In the grand scheme of big names returning to Milwaukee, Ray Allen has long been a favorite target of Bucks fans' speculation. On Saturday he did his part to add some fuel to the fire.
Though he hasn't played an NBA game in over two years, Allen told the Hartford Courant this week that he is considering a potential comeback, in the process naming his former teams in Milwaukee and Boston as potential destinations. Dom Amore writes that despite long running speculation about a reunion with LeBron James in Cleveland, the 41-year-old Allen has in fact spoken to both the Bucks and Celtics about a possible return:
The Spurs and Clippers have been mentioned, also, but Allen said he has spoken with the Celtics, with whom he won a championship in 2008, and the Bucks, his first NBA stop.
"I would love going back to those places if it worked out," Allen said, "because both teams are good, too. It doesn't necessarily have to be championship-or-bust for me to go back to the NBA.
"I want to be in a situation where I thought I could help, play a little bit and help where they have good young talent."
It's obviously not insignificant that Allen is the source of this. On the one hand, he could have played somewhere the past two seasons, so he's not your garden variety washed-up vet trying to drum up interest (shockingly, there have been plenty of those since NBA salaries began ballooning a month ago). With 13 roster spots filled and a lack of proven shooting on the wing, the Bucks could also use a veteran shooter who could play modest minutes, knock down some open shots and otherwise focus on being a good influence on their young stars. After all, Allen could teach Giannis Antetokounmpo, Jabari Parker and Khris Middleton a thing or two about becoming a star in Milwaukee, right?You'd be hard-pressed to find a bit player who would generate as much fan excitement as Allen, but it could certainly be more than a novelty act.

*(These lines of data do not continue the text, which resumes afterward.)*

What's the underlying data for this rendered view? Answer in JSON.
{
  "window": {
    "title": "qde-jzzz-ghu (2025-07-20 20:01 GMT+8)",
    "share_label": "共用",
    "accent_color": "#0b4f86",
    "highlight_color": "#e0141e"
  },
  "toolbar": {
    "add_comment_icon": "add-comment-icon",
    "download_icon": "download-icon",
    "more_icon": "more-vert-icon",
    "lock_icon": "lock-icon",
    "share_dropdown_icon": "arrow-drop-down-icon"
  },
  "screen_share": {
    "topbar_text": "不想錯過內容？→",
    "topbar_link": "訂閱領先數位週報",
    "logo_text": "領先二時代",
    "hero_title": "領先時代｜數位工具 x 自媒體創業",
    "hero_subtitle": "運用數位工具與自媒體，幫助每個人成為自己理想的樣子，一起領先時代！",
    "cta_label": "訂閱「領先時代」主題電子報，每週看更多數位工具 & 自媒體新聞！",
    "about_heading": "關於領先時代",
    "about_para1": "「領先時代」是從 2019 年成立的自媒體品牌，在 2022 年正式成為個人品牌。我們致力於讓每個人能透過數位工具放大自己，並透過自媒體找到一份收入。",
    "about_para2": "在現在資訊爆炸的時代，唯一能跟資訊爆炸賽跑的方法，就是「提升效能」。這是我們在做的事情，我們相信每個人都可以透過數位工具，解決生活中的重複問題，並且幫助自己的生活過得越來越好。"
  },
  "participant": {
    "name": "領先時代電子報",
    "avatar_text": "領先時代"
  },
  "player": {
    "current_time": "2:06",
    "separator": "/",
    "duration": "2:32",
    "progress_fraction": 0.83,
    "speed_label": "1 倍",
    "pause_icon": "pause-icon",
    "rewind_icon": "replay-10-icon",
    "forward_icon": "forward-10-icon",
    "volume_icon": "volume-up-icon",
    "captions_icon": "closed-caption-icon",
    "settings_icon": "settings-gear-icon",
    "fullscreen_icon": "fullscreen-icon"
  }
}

On the flip side, Allen's decision to sit out the past two seasons suggests he is particular about the conditions of a comeback, and it's tough to say exactly how much he has left in the tank. Allen's well-known work ethic allowed him to be a useful role player up until his retirement: in 13/14 he connected on nearly 38% of his threes, posted an excellent 59.0% true shooting mark and was a (just barely) plus player by box score plus-minus metrics despite his obvious limitations as a defender. Yet that was also two years ago, which is a long time for a guy who would become the league's oldest player if he returns. Only five players have played at that age or older, though Allen at least sounds intent on figuring things out sooner rather than later:
A young rebuilding team is unlikely, because, Allen said, "then I might as well coach." He expects to make a decision by the start of training camp, rather than look to join a team in midseason.
"At the start of the year, if nothing pans out, then basically I'll retire," he said.
So what might an Allen return look like if it happened in Milwaukee? Well, the Bucks are now capped out following the official signing of Miles Plumlee, but they could sign Allen (or anyone else) for up to $2.9 million using their cap room mid-level exception. Roster-wise it's certainly possible to squeeze him into one of their final two spots, though you wonder if adding Allen might affect the Bucks' willingness to bring back Steve Novak.
His arrival would also mean additional competition for the likes of Rashad Vaughn and Malcolm Brogdon for rotation minutes at the two -- which at this point also figures to include point guards Matthew Dellavedova and Michael Carter-Williams -- though it's tough to say if he can beat any of them out for minutes at this point anyway. While you'd assume Allen can still knock down open jumpers, his once-explosive athleticism had almost completely abandoned him by his final season in Miami, and he would presumably be a clear liability on the defensive end. In other words, any move would be predicated as much on what he can bring off the court as on it.
At this point I'd caution against expecting anything to happen. Remember that Allen has regularly been linked with potential comebacks over the past two years, and the same arguments for coming to Milwaukee existed each of the last two seasons, too. So don't get your hopes up about seeing the new #34 kick out to the old #34 for open threes just yet -- but it's a fun idea in a slow month, isn't it?